Kennedy Placek, '18
Thinking like a congressman
By Vanessa Ochavillo, '18
Last summer, Kennedy Placek, '18, interned at the Washington, D.C. office of Republican Congressman Pete Sessions of Dallas, Texas, an experience that she said enhanced her understanding of the political landscape beyond the San Francisco Bay Area, and the processes behind the policies that shape our lives in the United States.
"I went there to be as enriched as I could, and I felt that his office would do that for me," Kennedy said.
When deciding where she wanted to do her Stanford in Government policy internship, Kennedy knew that she wanted to work for the head of a committee that fascinated her. Congressman Sessions chairs the Rules Committee, which oversees every piece of legislation that goes through Congress, crafts the legislation, and determines the rule that other bills will come to the House floor under. It is one of the most powerful Congressional committees.
Weeks into her internship, she earned a unique opportunity to join the Congressman's team tasked with reviewing the 2018 National Defense Authorization Act (NDAA) and the 2018 Appropriations Act. For the NDAA alone, she researched its more than 400 amendments and summarized each one for Congressman Sessions, recommending how he should vote based on his support for other bills and his alliances with other members of Congress.
"I had to ask myself what would Pete do or what would Pete think," she recalls. "There were some amendments that I would have personally wanted to strike down or vote ‘yes' on, but I knew Pete wouldn't," she said.

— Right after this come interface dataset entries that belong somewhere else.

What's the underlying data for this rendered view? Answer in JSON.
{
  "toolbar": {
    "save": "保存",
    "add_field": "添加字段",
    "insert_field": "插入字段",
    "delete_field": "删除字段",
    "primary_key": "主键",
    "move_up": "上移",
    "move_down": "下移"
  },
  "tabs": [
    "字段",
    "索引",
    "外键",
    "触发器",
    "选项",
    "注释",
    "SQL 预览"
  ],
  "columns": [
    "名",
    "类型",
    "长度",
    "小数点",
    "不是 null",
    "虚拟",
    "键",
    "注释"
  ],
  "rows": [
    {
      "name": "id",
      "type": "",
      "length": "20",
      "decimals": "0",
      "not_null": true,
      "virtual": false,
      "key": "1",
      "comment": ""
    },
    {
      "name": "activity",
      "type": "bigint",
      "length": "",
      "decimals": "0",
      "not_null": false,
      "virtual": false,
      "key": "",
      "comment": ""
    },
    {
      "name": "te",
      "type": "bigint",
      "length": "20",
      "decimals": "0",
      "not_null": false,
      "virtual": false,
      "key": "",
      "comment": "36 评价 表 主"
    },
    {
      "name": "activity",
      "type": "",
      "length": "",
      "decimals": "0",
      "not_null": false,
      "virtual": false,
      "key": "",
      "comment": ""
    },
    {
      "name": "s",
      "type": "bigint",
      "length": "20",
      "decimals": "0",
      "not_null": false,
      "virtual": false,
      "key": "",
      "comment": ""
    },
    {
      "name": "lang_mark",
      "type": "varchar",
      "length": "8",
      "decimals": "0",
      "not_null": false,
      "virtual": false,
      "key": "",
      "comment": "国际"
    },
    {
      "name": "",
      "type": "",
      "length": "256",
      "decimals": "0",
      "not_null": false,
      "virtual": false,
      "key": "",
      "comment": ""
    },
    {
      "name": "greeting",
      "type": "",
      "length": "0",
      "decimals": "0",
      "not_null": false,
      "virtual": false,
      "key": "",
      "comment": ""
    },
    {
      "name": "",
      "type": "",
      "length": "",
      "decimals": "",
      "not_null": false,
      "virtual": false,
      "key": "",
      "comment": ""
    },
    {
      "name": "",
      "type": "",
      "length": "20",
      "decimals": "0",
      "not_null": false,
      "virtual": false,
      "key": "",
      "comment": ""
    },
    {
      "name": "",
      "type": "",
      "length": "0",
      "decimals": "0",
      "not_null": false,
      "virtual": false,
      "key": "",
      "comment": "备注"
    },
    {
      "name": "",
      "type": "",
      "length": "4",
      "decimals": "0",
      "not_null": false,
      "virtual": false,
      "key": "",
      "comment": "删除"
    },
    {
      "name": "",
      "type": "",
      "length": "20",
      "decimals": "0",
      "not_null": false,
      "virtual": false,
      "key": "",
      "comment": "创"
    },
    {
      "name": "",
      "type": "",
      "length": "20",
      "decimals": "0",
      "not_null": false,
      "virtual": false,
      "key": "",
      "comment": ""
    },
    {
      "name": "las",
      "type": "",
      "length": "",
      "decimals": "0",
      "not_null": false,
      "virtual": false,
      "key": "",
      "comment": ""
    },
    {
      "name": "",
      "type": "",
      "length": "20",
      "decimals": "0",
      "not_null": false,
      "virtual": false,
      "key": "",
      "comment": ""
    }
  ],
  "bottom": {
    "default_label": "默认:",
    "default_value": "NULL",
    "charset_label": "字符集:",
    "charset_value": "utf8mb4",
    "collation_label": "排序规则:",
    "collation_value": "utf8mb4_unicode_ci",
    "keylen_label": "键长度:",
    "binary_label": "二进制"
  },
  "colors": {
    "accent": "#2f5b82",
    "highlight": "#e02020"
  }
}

Kennedy attributes her ability to work on the policy-making team to the support she received from the office staffers and the opportunity to attend congressional hearings, where she witnessed first-hand how politics play out. Though there were the occasional heated hearings, like a senate intelligence committee hearing about possible Russian interference in the 2016 U.S. presidential election, nearly all of the hearings were orderly and decisions were made.

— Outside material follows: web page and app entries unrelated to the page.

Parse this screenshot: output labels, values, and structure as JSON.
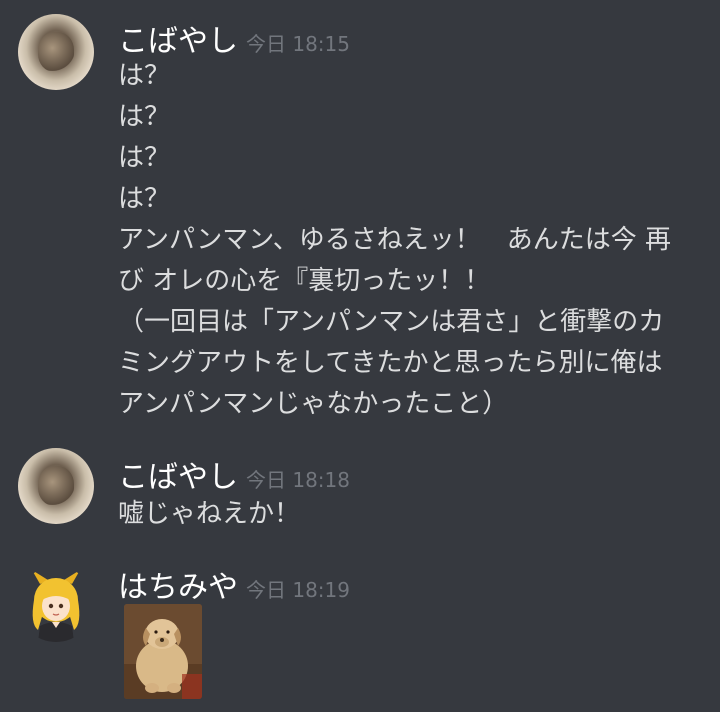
{
  "messages": [
    {
      "author": "こばやし",
      "timestamp": "今日 18:15",
      "lines": [
        "は？",
        "は？",
        "は？",
        "は？",
        "アンパンマン、ゆるさねえッ！　あんたは今 再",
        "び オレの心を『裏切ったッ！！",
        "（一回目は「アンパンマンは君さ」と衝撃のカ",
        "ミングアウトをしてきたかと思ったら別に俺は",
        "アンパンマンじゃなかったこと）"
      ]
    },
    {
      "author": "こばやし",
      "timestamp": "今日 18:18",
      "lines": [
        "嘘じゃねえか！"
      ]
    },
    {
      "author": "はちみや",
      "timestamp": "今日 18:19",
      "lines": [],
      "attachment": "dog-image"
    }
  ],
  "colors": {
    "background": "#36393f",
    "username": "#ffffff",
    "timestamp": "#72767d",
    "text": "#dcddde"
  }
}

But what struck Kennedy most from these meetings was the sight of her congressman shaking hands with Democrats. "When I saw that, I thought, ‘That should be the face of U.S. politics, someone reaching across the aisle,'" she said.
When she was not researching or sitting in on congressional hearings, she was responding to constituents' letters and giving tours of the Capitol to those who flew in from Texas. On these three-hour tours, she interacted closely with people she said she would have never met had she not done this internship. It was fulfilling to share her passion for the U.S. Capitol and connect with families full of Texas-pride—some of whom had not ventured beyond their city borders before coming to D.C. and came from different backgrounds and political beliefs.
"What I appreciated working for a congressman not from my state or my area was that I was exposed to an area of the country that I really didn't know much about," she said. "I wish other people would see that and would push themselves to work outside of their ideological and political comfort zones."